» **WHAT THE TASK REQUIRES**: Retype the data below without altering anything.

(Interface dataset entries)
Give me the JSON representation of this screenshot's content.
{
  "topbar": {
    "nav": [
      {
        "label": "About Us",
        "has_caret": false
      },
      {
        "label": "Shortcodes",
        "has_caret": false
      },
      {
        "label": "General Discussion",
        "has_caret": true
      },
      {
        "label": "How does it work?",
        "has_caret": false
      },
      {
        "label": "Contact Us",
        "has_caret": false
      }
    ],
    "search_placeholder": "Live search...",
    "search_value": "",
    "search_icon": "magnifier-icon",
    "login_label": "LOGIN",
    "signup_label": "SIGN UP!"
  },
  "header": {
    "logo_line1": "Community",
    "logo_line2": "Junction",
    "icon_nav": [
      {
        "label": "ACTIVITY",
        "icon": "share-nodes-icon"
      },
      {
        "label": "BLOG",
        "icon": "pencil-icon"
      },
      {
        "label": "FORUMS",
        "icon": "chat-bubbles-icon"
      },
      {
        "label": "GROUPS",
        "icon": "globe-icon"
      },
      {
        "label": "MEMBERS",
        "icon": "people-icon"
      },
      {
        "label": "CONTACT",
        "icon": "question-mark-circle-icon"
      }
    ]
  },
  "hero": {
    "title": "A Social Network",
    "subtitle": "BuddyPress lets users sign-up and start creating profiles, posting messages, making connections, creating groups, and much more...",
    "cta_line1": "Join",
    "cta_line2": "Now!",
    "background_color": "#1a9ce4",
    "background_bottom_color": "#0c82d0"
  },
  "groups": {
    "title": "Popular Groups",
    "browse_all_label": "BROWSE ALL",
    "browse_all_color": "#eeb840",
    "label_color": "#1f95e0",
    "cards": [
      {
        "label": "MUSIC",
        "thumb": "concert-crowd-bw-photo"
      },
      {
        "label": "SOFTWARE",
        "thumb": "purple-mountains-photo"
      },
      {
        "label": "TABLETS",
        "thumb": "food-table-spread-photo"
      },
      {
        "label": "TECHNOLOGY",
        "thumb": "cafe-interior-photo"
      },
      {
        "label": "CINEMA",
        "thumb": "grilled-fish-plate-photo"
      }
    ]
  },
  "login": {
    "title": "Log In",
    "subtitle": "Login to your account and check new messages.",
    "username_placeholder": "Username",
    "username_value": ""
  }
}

» **YOUR RESPONSE**:
Give me the JSON representation of this screenshot's content.
{
  "topbar": {
    "nav": [
      {
        "label": "About Us",
        "has_caret": false
      },
      {
        "label": "Shortcodes",
        "has_caret": false
      },
      {
        "label": "General Discussion",
        "has_caret": true
      },
      {
        "label": "How does it work?",
        "has_caret": false
      },
      {
        "label": "Contact Us",
        "has_caret": false
      }
    ],
    "search_placeholder": "Live search...",
    "search_value": "",
    "search_icon": "magnifier-icon",
    "login_label": "LOGIN",
    "signup_label": "SIGN UP!"
  },
  "header": {
    "logo_line1": "Community",
    "logo_line2": "Junction",
    "icon_nav": [
      {
        "label": "ACTIVITY",
        "icon": "share-nodes-icon"
      },
      {
        "label": "BLOG",
        "icon": "pencil-icon"
      },
      {
        "label": "FORUMS",
        "icon": "chat-bubbles-icon"
      },
      {
        "label": "GROUPS",
        "icon": "globe-icon"
      },
      {
        "label": "MEMBERS",
        "icon": "people-icon"
      },
      {
        "label": "CONTACT",
        "icon": "question-mark-circle-icon"
      }
    ]
  },
  "hero": {
    "title": "A Social Network",
    "subtitle": "BuddyPress lets users sign-up and start creating profiles, posting messages, making connections, creating groups, and much more...",
    "cta_line1": "Join",
    "cta_line2": "Now!",
    "background_color": "#1a9ce4",
    "background_bottom_color": "#0c82d0"
  },
  "groups": {
    "title": "Popular Groups",
    "browse_all_label": "BROWSE ALL",
    "browse_all_color": "#eeb840",
    "label_color": "#1f95e0",
    "cards": [
      {
        "label": "MUSIC",
        "thumb": "concert-crowd-bw-photo"
      },
      {
        "label": "SOFTWARE",
        "thumb": "purple-mountains-photo"
      },
      {
        "label": "TABLETS",
        "thumb": "food-table-spread-photo"
      },
      {
        "label": "TECHNOLOGY",
        "thumb": "cafe-interior-photo"
      },
      {
        "label": "CINEMA",
        "thumb": "grilled-fish-plate-photo"
      }
    ]
  },
  "login": {
    "title": "Log In",
    "subtitle": "Login to your account and check new messages.",
    "username_placeholder": "Username",
    "username_value": ""
  }
}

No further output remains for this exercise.